in the dream house by carmen maria machado (graywolf, 2019)
Reviewed by Rebecca Valley
I know many writers obsessed with houses. Houses contain us; we fill them up with ourselves. We share them with our families, lovers, histories, ghosts. In poetry, stanza is another word for room – this makes each poem a house, a self-contained world of its own.
In Carmen Maria Machado’s much-anticipated memoir In the Dream House, the house as an entity is called into question. If houses can symbolize safety, certainty, love, Machado argues, they can just as easily become containers that hide away our violence, the parts of ourselves that allow us to hurt the people we love.
“I always thought the expression ‘safe as houses’ meant that houses were safe places. It’s a beautiful idea; like running home with a late-summer thunderstorm huffing down your neck… But house idioms and their variants, in fact, often signify the opposite of safety and security… ‘Safe as houses’ is something closer to ‘the house always wins.’ Instead of a shared structure providing shelter, it means that the person in charge is secure; everyone else should be afraid” (78).
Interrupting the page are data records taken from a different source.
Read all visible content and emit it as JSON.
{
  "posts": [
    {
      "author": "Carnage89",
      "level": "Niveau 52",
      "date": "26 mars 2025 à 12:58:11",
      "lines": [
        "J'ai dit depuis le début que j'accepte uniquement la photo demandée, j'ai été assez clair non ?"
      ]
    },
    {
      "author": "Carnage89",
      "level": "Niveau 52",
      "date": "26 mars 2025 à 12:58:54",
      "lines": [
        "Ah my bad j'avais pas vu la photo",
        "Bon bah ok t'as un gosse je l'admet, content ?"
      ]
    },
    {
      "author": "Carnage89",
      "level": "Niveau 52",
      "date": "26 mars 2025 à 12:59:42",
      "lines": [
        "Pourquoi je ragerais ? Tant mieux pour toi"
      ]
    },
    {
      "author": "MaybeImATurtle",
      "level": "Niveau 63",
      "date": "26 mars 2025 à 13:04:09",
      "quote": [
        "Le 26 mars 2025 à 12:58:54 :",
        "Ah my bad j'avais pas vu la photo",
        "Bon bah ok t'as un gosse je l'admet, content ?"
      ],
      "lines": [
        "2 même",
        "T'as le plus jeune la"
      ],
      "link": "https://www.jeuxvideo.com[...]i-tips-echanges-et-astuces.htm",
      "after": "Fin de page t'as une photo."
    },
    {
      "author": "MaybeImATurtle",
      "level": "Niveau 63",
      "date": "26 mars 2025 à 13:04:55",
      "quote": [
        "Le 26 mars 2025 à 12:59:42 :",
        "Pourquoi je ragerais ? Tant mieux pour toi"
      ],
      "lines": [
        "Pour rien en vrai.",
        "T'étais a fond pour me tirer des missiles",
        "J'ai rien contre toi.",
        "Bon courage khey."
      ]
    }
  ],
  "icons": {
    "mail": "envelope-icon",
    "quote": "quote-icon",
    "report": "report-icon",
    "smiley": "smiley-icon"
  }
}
Machado is known for writing horror, and this memoir is its own kind of horror story. It details Machado’s relationship with a physically and emotionally abusive partner, and her loneliness surrounding the experience of abuse; a loneliness that stemmed, in part, from a lack of social and cultural awareness around the possibility that queer women can abuse each other, too.
In the Dream House, itself an ironic metaphor, is built on a nearly endless sprawl of similes, “Dream House as Confession, Dream House as Sanctuary.” In each of these chapters, Machado explores a different facets of her years-long experience of abuse at the hands of a petite, middle class, well-educated blonde woman from a nice family – the kind of woman more often portrayed as abused than abuser. Machado, who had long wanted to be desired by another woman, to be loved the way so many of us want to be loved, is the first to forgive her partner’s first inklings of control and manipulation:
“… so when she walks into your office and tells you that this is what it’s like to date a woman, you believe her. And why wouldn’t you? You trust her, you have no context for anything else.” (45)
A lack of cultural context. An inability to accuse one woman of abuse without the feeling of damning an entire gender, an entire legacy of queerness. These are the factors that drive Machado to stay, along with more familiar narratives of loyalty, of “it will get better,” of “I deserve this,” of “I won’t be able to find anyone else.” She and her girlfriend move into the Dream House together, despite Machado’s better judgement. And in the Dream House, closed off from the world, Machado struggles to escape.
There are so many intricacies to the abuse that Machado experiences; more intricacies, I am sure, than space on any page, even the pages of In the Dream House. Machado is subjected to sudden bursts of violence, screaming, physical attacks when she is trying to shower, thrown objects. Her partner forces her, against her will, into a series of open relationships that make her feel lonely and uncomfortable. She is possessed, controlled, isolated, demeaned and made to demean herself.
But in “Dream House as Epiphany,” Machado reminds us of the real horror of this story, beyond her own experience, beyond the sole horrors of what happened behind one set of walls.
“Most types of domestic abuse are completely legal” (112).
In the Dream House is not a comfortable book. It is a cultural criticism, a log book, a horror. It is deeply personal – a series of staggering steps toward an escape. But what struck me most about this memoir was the way it complicated queer love, the way it forces us all to look at love and obsession and abuse as a universal, human experience – complicated by gender, always, but not exclusive to any one dominant narrative.
What houses do we make for ourselves? For each other? In the Dream House asks us to look at the way we love and are loved at face value. It asks us to be accountable for our own legacies of violence. It asks us to look out for each other.